#### Source material

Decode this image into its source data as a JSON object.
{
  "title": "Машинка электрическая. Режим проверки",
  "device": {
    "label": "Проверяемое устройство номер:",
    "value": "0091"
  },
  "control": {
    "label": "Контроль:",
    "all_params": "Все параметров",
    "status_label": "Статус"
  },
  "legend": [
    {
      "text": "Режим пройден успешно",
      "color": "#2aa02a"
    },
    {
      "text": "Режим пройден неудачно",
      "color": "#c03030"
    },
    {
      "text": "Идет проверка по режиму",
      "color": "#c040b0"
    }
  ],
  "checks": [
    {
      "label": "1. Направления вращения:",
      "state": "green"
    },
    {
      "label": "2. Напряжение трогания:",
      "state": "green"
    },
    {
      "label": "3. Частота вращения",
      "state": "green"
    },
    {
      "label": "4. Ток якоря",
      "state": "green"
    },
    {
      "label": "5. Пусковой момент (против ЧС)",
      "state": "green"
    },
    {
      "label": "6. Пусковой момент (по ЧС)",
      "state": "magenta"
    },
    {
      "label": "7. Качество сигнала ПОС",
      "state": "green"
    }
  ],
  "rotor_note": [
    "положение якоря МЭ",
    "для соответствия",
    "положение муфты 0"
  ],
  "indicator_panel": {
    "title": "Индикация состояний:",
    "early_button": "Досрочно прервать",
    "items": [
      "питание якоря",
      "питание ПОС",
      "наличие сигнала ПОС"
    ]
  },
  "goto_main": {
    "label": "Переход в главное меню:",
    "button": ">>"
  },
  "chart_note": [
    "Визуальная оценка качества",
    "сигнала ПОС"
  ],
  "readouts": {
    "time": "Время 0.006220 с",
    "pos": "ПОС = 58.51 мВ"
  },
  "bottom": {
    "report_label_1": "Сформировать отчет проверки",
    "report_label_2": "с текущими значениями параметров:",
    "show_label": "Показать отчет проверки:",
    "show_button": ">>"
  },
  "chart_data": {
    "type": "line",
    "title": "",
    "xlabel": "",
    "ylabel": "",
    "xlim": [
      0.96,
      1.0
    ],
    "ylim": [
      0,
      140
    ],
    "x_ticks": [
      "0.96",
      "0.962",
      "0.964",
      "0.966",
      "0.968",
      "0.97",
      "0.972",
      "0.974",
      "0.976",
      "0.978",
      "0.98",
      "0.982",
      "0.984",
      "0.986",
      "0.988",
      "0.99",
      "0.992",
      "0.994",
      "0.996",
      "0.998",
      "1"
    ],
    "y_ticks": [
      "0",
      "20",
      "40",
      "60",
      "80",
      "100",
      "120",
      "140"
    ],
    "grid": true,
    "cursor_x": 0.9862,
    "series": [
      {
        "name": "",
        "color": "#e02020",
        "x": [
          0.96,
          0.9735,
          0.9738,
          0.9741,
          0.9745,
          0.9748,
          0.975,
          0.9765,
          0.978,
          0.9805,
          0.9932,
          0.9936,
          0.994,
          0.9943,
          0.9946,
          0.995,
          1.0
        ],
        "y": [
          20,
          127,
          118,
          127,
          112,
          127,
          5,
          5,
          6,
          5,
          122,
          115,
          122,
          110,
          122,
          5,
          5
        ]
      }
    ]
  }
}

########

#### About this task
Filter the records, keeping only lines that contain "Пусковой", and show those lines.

#### Solution to the exercise
      "label": "5. Пусковой момент (против ЧС)",
      "label": "6. Пусковой момент (по ЧС)",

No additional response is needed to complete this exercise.